While PEP teaches business skills and develops character, it ultimately gives participants a new personal identity. Upon release, men who were once only known as convicted felons are now businessmen, entrepreneurs and contributing members of society—labels many of them have never known.
Rick Davidson, AKA Sweet Macauly Culkin, is one of those men. Arrested in July 2009 for conspiracy to commit aggravated robbery, he joined PEP with a mission: to build a business that will keep kids of incarcerated parents off the same track. Having grown up with a father who was in and out of jail, and now with three kids of his own, Davidson’s inspiration was personal.
“I know what it’s like to be a kid left behind and I know what it’s like to be a dad that leaves his kids behind,” Davidson said. “I know the pain on both sides. And I want that cycle to stop.”
100% of PEP graduates secure jobs within 90 days of their release, though most have a job lined up within 20. Many go on to start their own businesses, like print shops, landscaping services and construction companies. Since the program’s inception nearly 15 years ago, PEP graduates have launched more than 350 businesses, with the top six grossing more than one million dollars last year.
Perhaps the most important outcome of PEP is the effect it has on recidivism. According to the National Institute of Justice, the national recidivism rate is 67.8 percent within three years of release, and Texas’ rate is between 24 to 28 percent. PEP’s recidivism rate is just 7.5 percent. This is likely because PEP’s efforts don’t stop at the prison gates; the organization also provides halfway houses, schooling and networking opportunities for program graduates once they are released to help get them back on their feet and stay on the right track.
“I envision the day when there is not such a stigma regarding returning citizens … A day when they are offered a legitimate second chance unencumbered by biases and prejudices,” Bryan says. “I foresee transformed lives, restored families, and rebuilt communities.”
As the PEP Think Tank event comes to an end at the Venus Unit, the men, again sitting on one side of the room with the volunteers sitting on the other, profusely thank the volunteers for their time and guidance. Many cry. One man looks down at his shoes and vulnerably tells he volunteers he would like to be just like them someday. The volunteers cry, too.
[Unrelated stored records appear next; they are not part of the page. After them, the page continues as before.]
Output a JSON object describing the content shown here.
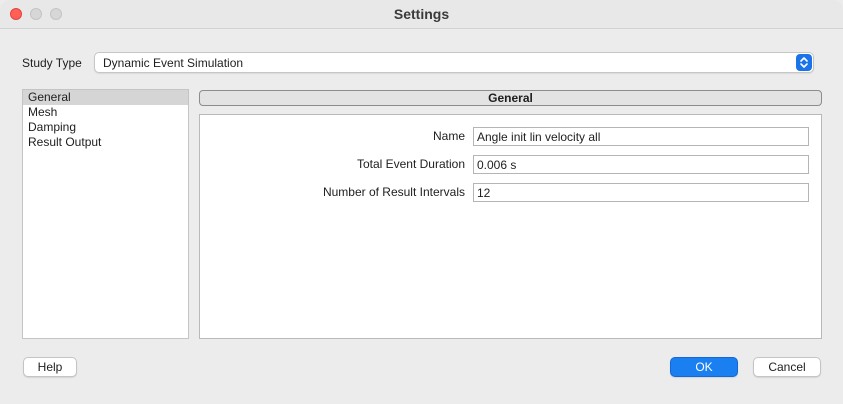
{
  "window": {
    "title": "Settings"
  },
  "study_type": {
    "label": "Study Type",
    "selected": "Dynamic Event Simulation"
  },
  "nav": {
    "items": [
      {
        "label": "General",
        "selected": true
      },
      {
        "label": "Mesh",
        "selected": false
      },
      {
        "label": "Damping",
        "selected": false
      },
      {
        "label": "Result Output",
        "selected": false
      }
    ]
  },
  "general": {
    "header": "General",
    "fields": [
      {
        "label": "Name",
        "value": "Angle init lin velocity all"
      },
      {
        "label": "Total Event Duration",
        "value": "0.006 s"
      },
      {
        "label": "Number of Result Intervals",
        "value": "12"
      }
    ]
  },
  "buttons": {
    "help": "Help",
    "ok": "OK",
    "cancel": "Cancel"
  },
  "colors": {
    "accent": "#1a7ff0",
    "close": "#ff5f57",
    "selection": "#d5d5d5"
  },
  "icons": {
    "close": "close-icon",
    "minimize": "minimize-icon",
    "zoom": "zoom-icon",
    "select_arrows": "up-down-chevron-icon"
  }
}
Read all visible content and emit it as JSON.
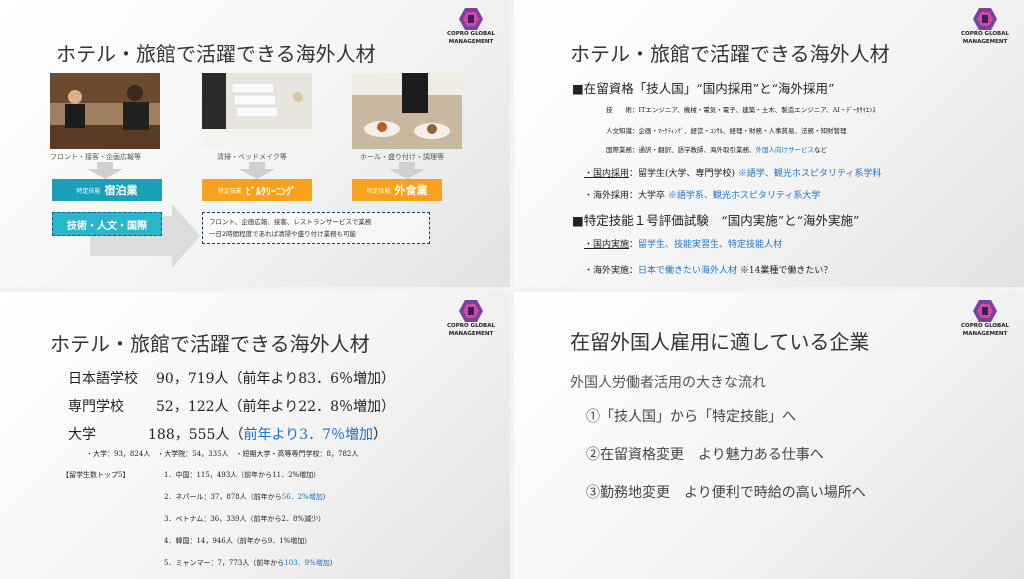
{
  "logo": {
    "line1": "COPRO GLOBAL",
    "line2": "MANAGEMENT"
  },
  "slide1": {
    "title": "ホテル・旅館で活躍できる海外人材",
    "cap_front": "フロント・接客・企画広報等",
    "cap_clean": "清掃・ベッドメイク等",
    "cap_hall": "ホール・盛り付け・調理等",
    "box_shukuhaku_small": "特定技能",
    "box_shukuhaku_big": "宿泊業",
    "box_building_small": "特定技能",
    "box_building_big": "ﾋﾞﾙｸﾘｰﾆﾝｸﾞ",
    "box_gaishoku_small": "特定技能",
    "box_gaishoku_big": "外食業",
    "box_gijinkoku": "技術・人文・国際",
    "note_line1": "フロント、企画広報、接客、レストランサービスで業務",
    "note_line2": "一日2時間程度であれば清掃や盛り付け業務も可能"
  },
  "slide2": {
    "title": "ホテル・旅館で活躍できる海外人材",
    "h1": "■在留資格「技人国」“国内採用”と“海外採用”",
    "gi_label": "技　　術：",
    "gi_text": "ITエンジニア、機械・電気・電子、建築・土木、製造エンジニア、AI・ﾃﾞｰﾀｻｲｴﾝｽ",
    "jin_label": "人文知識：",
    "jin_text": "企画・ﾏｰｹﾃｨﾝｸﾞ、経営・ｺﾝｻﾙ、経理・財務・人事質易、法務・知財管理",
    "koku_label": "国際業務：",
    "koku_text": "通訳・翻訳、語学教師、海外取引業務、",
    "koku_blue": "外国人向けサービス",
    "koku_tail": "など",
    "domestic_label": "・国内採用",
    "domestic_text": "：留学生(大学、専門学校)",
    "domestic_blue": "※語学、観光ホスピタリティ系学科",
    "overseas_label": "・海外採用",
    "overseas_text": "：大学卒",
    "overseas_blue": "※語学系、観光ホスピタリティ系大学",
    "h2": "■特定技能１号評価試験　“国内実施”と“海外実施”",
    "dom_impl_label": "・国内実施",
    "dom_impl_colon": "：",
    "dom_impl_blue": "留学生、技能実習生、特定技能人材",
    "ovs_impl_label": "・海外実施",
    "ovs_impl_colon": "：",
    "ovs_impl_blue": "日本で働きたい海外人材",
    "ovs_impl_tail": "※14業種で働きたい？"
  },
  "slide3": {
    "title": "ホテル・旅館で活躍できる海外人材",
    "row1_label": "日本語学校",
    "row1_value": "90，719人（前年より83．6％増加）",
    "row2_label": "専門学校",
    "row2_value": "52，122人（前年より22．8％増加）",
    "row3_label": "大学",
    "row3_value": "188，555人（",
    "row3_blue": "前年より3．7％増加",
    "row3_tail": "）",
    "sub_line": "・大学：93，824人　・大学院：54，335人　・短期大学・高等専門学校：8，782人",
    "top5_label": "【留学生数トップ5】",
    "r1": "1．中国：115，493人（前年から11．2%増加）",
    "r2_pre": "2．ネパール：37，878人（前年から",
    "r2_blue": "56．2%増加",
    "r2_post": "）",
    "r3": "3．ベトナム：36，339人（前年から2．8%減少）",
    "r4": "4．韓国：14，946人（前年から9．1%増加）",
    "r5_pre": "5．ミャンマー：7，773人（前年から",
    "r5_blue": "103．9%増加",
    "r5_post": "）"
  },
  "slide4": {
    "title": "在留外国人雇用に適している企業",
    "subtitle": "外国人労働者活用の大きな流れ",
    "item1": "①「技人国」から「特定技能」へ",
    "item2": "②在留資格変更　より魅力ある仕事へ",
    "item3": "③勤務地変更　より便利で時給の高い場所へ"
  },
  "colors": {
    "accent_blue": "#1a73c9",
    "teal_box": "#1aa0b8",
    "orange_box": "#f7a21c",
    "logo_purple": "#7b3fa0"
  }
}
Story originally published in our August 2018 edition, The True Crime Issue.